ISBN: 0747265686 (Amazon link)
I've been casting about for more fiction set in ancient Rome, my favourite historical period, and noticed that Paul Doherty had this standalone title about Agrippina nestled among his shelves in the bookstore - he's very prolific, so if I liked it, I had a rich back catalogue to enjoy. Of course, the other alternative is that the shelf after shelf full of titles was a warning that he just churns out mid-list material, but Domina isn't a long book, and as I've been fascinated by the early Emperors since reading Graves' classic I, Claudius I decided to give Doherty a go.
Agrippina is a fascinating character, and she's the central character in Domina, though of course as Nero is infamous for something else aside from letting Rome burn, to tell the full lurid tale the narrator must be someone else than Agrippina herself, in this case her servant Parmenon.

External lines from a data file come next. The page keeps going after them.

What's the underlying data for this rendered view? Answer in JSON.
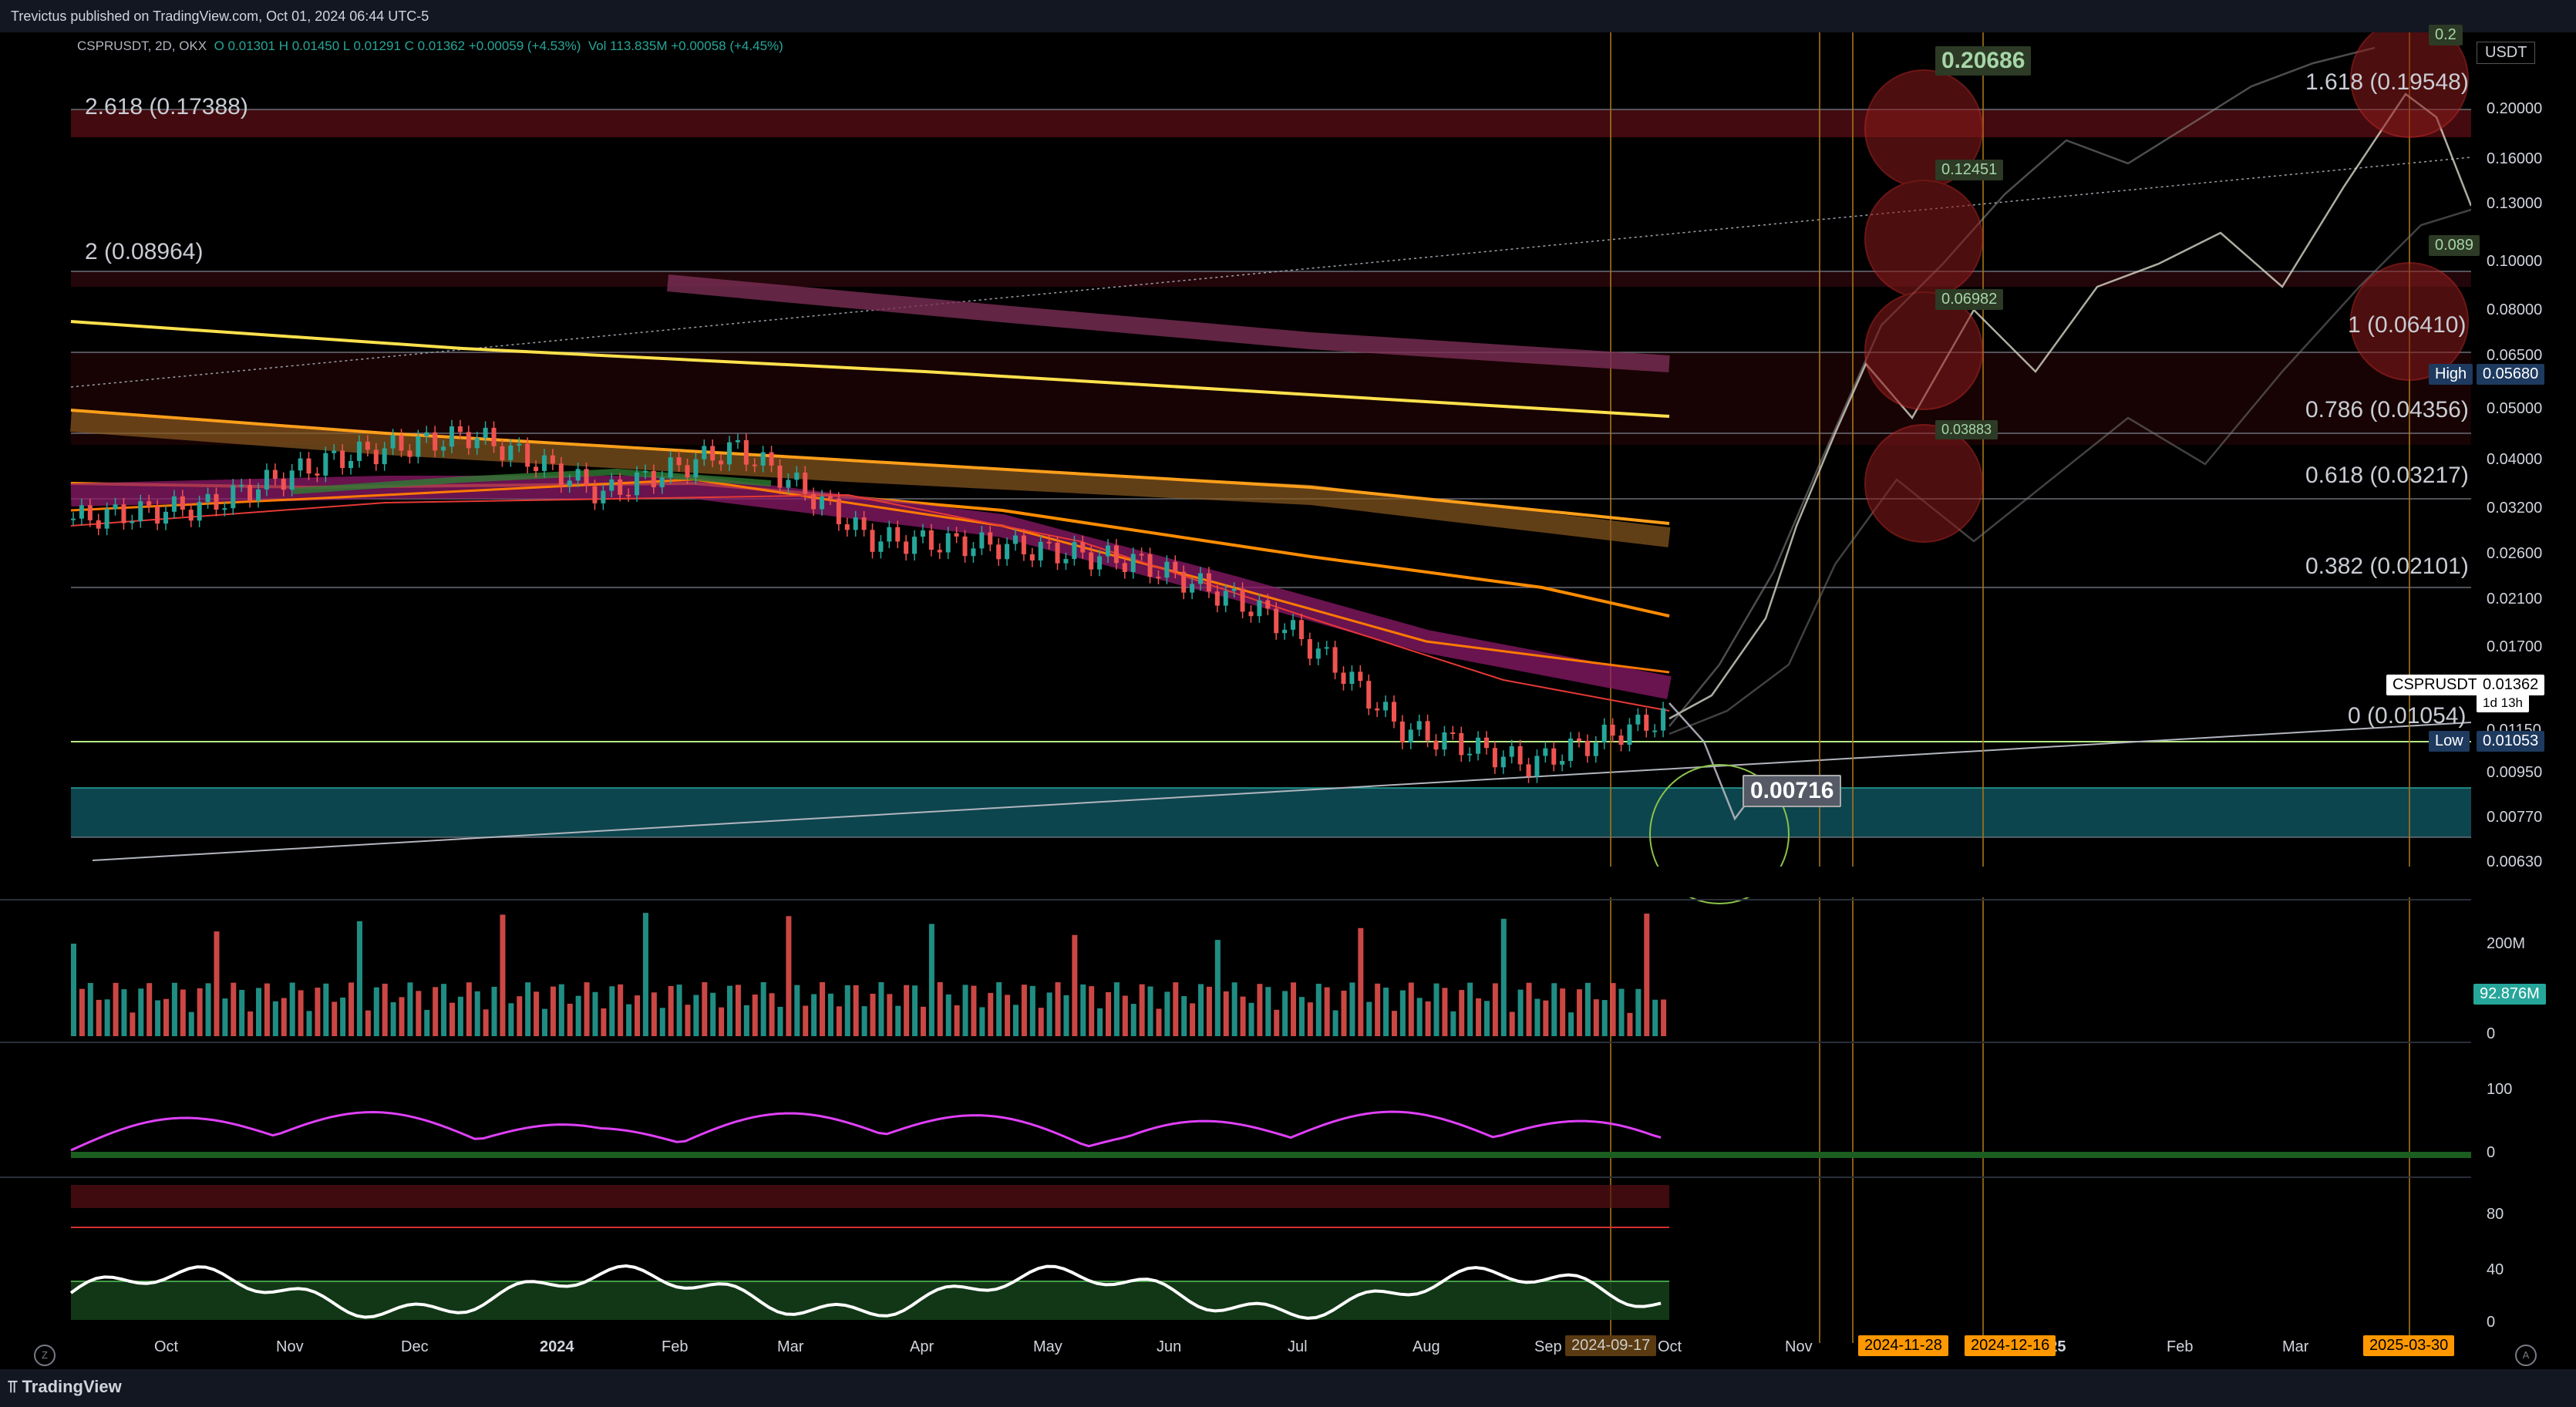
{
  "header": {
    "published": "Trevictus published on TradingView.com, Oct 01, 2024 06:44 UTC-5"
  },
  "footer": {
    "brand": "TradingView"
  },
  "legend": {
    "symbol": "CSPRUSDT, 2D, OKX",
    "ohlc": "O 0.01301  H 0.01450  L 0.01291  C 0.01362  +0.00059 (+4.53%)",
    "vol": "Vol 113.835M  +0.00058 (+4.45%)"
  },
  "price_axis": {
    "unit": "USDT",
    "ticks": [
      "0.20000",
      "0.16000",
      "0.13000",
      "0.10000",
      "0.08000",
      "0.06500",
      "0.05000",
      "0.04000",
      "0.03200",
      "0.02600",
      "0.02100",
      "0.01700",
      "0.01150",
      "0.00950",
      "0.00770",
      "0.00630"
    ],
    "high_tag": "High",
    "high_value": "0.05680",
    "low_tag": "Low",
    "low_value": "0.01053",
    "symbol_tag": "CSPRUSDT",
    "last_price": "0.01362",
    "countdown": "1d 13h"
  },
  "fib_labels": [
    {
      "text": "2.618 (0.17388)"
    },
    {
      "text": "2 (0.08964)"
    },
    {
      "text": "1.618 (0.19548)"
    },
    {
      "text": "1 (0.06410)"
    },
    {
      "text": "0.786 (0.04356)"
    },
    {
      "text": "0.618 (0.03217)"
    },
    {
      "text": "0.382 (0.02101)"
    },
    {
      "text": "0 (0.01054)"
    }
  ],
  "projection_labels": [
    "0.20686",
    "0.12451",
    "0.06982",
    "0.03883",
    "0.00716",
    "0.089",
    "0.2"
  ],
  "volume_axis": {
    "tick": "200M",
    "zero": "0",
    "current": "92.876M"
  },
  "osc_axis": {
    "ticks": [
      "100",
      "0"
    ]
  },
  "rsi_axis": {
    "ticks": [
      "80",
      "40",
      "0"
    ]
  },
  "time_axis": {
    "labels": [
      "Oct",
      "Nov",
      "Dec",
      "2024",
      "Feb",
      "Mar",
      "Apr",
      "May",
      "Jun",
      "Jul",
      "Aug",
      "Sep",
      "Oct",
      "Nov",
      "2025",
      "Feb",
      "Mar"
    ],
    "highlighted": [
      "2024-09-17",
      "2024-11-28",
      "2024-12-16",
      "2025-03-30"
    ]
  },
  "chart_data": {
    "type": "candlestick",
    "symbol": "CSPRUSDT",
    "interval": "2D",
    "exchange": "OKX",
    "approx_close": [
      {
        "date": "2023-10",
        "close": 0.034
      },
      {
        "date": "2023-11",
        "close": 0.036
      },
      {
        "date": "2023-12",
        "close": 0.045
      },
      {
        "date": "2024-01",
        "close": 0.05
      },
      {
        "date": "2024-02",
        "close": 0.038
      },
      {
        "date": "2024-03",
        "close": 0.047
      },
      {
        "date": "2024-04",
        "close": 0.031
      },
      {
        "date": "2024-05",
        "close": 0.03
      },
      {
        "date": "2024-06",
        "close": 0.028
      },
      {
        "date": "2024-07",
        "close": 0.022
      },
      {
        "date": "2024-08",
        "close": 0.013
      },
      {
        "date": "2024-09",
        "close": 0.011
      },
      {
        "date": "2024-10-01",
        "close": 0.01362
      }
    ],
    "fib_levels": [
      {
        "ratio": 2.618,
        "price": 0.17388
      },
      {
        "ratio": 2,
        "price": 0.08964
      },
      {
        "ratio": 1.618,
        "price": 0.19548
      },
      {
        "ratio": 1,
        "price": 0.0641
      },
      {
        "ratio": 0.786,
        "price": 0.04356
      },
      {
        "ratio": 0.618,
        "price": 0.03217
      },
      {
        "ratio": 0.382,
        "price": 0.02101
      },
      {
        "ratio": 0,
        "price": 0.01054
      }
    ],
    "range_high": 0.0568,
    "range_low": 0.01053,
    "scale": "log"
  },
  "colors": {
    "bull": "#26a69a",
    "bear": "#ef5350",
    "fib_red": "#b71c1c",
    "support_teal": "#006064",
    "ma_yellow": "#ffeb3b",
    "ma_orange": "#ff9800"
  }
}
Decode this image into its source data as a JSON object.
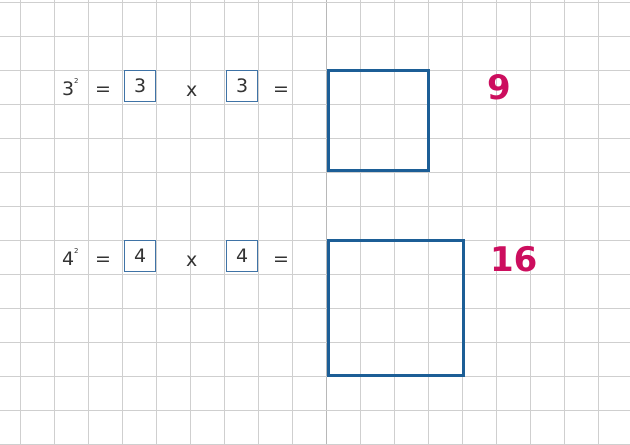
{
  "rows": [
    {
      "base": "3",
      "exponent": "2",
      "equals_1": "=",
      "factor_1": "3",
      "times": "x",
      "factor_2": "3",
      "equals_2": "=",
      "result": "9"
    },
    {
      "base": "4",
      "exponent": "2",
      "equals_1": "=",
      "factor_1": "4",
      "times": "x",
      "factor_2": "4",
      "equals_2": "=",
      "result": "16"
    }
  ],
  "colors": {
    "grid_line": "#cfcfcf",
    "grid_line_heavy": "#b8b8b8",
    "box_border": "#3f73a6",
    "square_border": "#1c5e96",
    "result": "#cc0e5e",
    "text": "#333333"
  }
}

Parmenon has been with Agrippina since her teens, meeting her as an agent of Sejanus - a powerful eminence gris under Emperor Tiberius, and a fascinating character in his own right. Parmemon quickly turns his coat and sides with the charismatic Agrippina, daughter of the revered Germanicus. This turns out to be a prudent career choice, as Agrippina's brother is Caligula, next to be Emperor, followed in turn by her uncle C-C-Claudius, who will be Agrippina's husband, with the next Emperor in turn being Nero, her son. Just in case it isn't clear, Agrippina is somewhat ambitious, though mainly by birth rather than choice according to Doherty, and utterly ruthless in her pursuit of power.
The problem with Domina is that it manages to make a absolutely riveting piece of history seem pedestrian. I'm fascinated by Agrippina, and there is a great novel waiting to be written about her, but this isn't it. I really didn't like Doherty's prose; normally I'm a big fan of what I think of as transparent prose - simple, unaffected writing which delivers the story without distracting you with wordplay. Doherty proves how difficult this can be to do, with Domina often crossing the line into dull, colourless writing. I think there might be one adjective per page, if that. The stage directions usually call for the characters to do something prosaic like 'stand', perhaps twice in the entire book does someone 'lurk' or something equally daring. This has the effect of stripping a lot of the emotional impact from much of the plot - and trust me, this isn't a story which should lack emotional impact. Dialogue is mostly the same, characters tend to info-dump at each other with more sense of talking to the reader than the fellow characters. The pacing felt off too - the plot is complex, but some major events race past in half a page! For example, C-C-Claudius is off-stage until a page or two before he becomes Emperor, from plot to purple in a couple of pages, and is gone almost as quickly.
Still, Agrippina is the real star isn't she? Maybe Doherty is choosing to concentrate on her? Nope. She's a cipher, despite her long relationship with Parmemon, there's never any sense that he really gets inside her head, and as he's telling us the story, we don't really get much from her. Ditto for Parmenon himself - there's a strong sense of his loyalty to Agrippina, but again, that's about all of his inner life that we see. There's not much sense of immersion in Roman culture or daily life either, and there are a few oddities scattered around that don't read right - little details that indicate an author uncomfortable with the period. At times, Domina reads very much like a bald summary of the facts, in the manner of a history book.
Oh, wait, there's a reason for that too. Doherty has done his research for this one, but he appears to have started and stopped with Suetonius's work, which has a strong agenda, namely that of making the later Emperors look good compared to the raving lunatics that were Tiberius, Caligula, Claudius and Nero. Domina doesn't do anything to redress this or play with our expectations - no mention of how Claudius' reign was actually pretty good for Rome, or how even Nero had a good first five years or so. Nope, each Emperor is just the sort of raving cartoon maniac that Suetonius wanted us to picture.
I'm afraid I've pegged Doherty as strictly mid-list, one of those authors who churns out competent, readable but ultimately unexciting and unchallenging books to be read by people at train stations and airports. I'd be content with reading a couple of them on train journeys myself had he aimed lower, producing simple mysteries set in the period in the manner of Rosemary Rowe for example, but by aiming for a fictionalised account of a such a major figure as Agrippina, I think he set himself too high a target. (Luckily his other series seem to be in historical periods I just don't care for.)
Posted: Thu - October 16, 2003 at 02:34 AM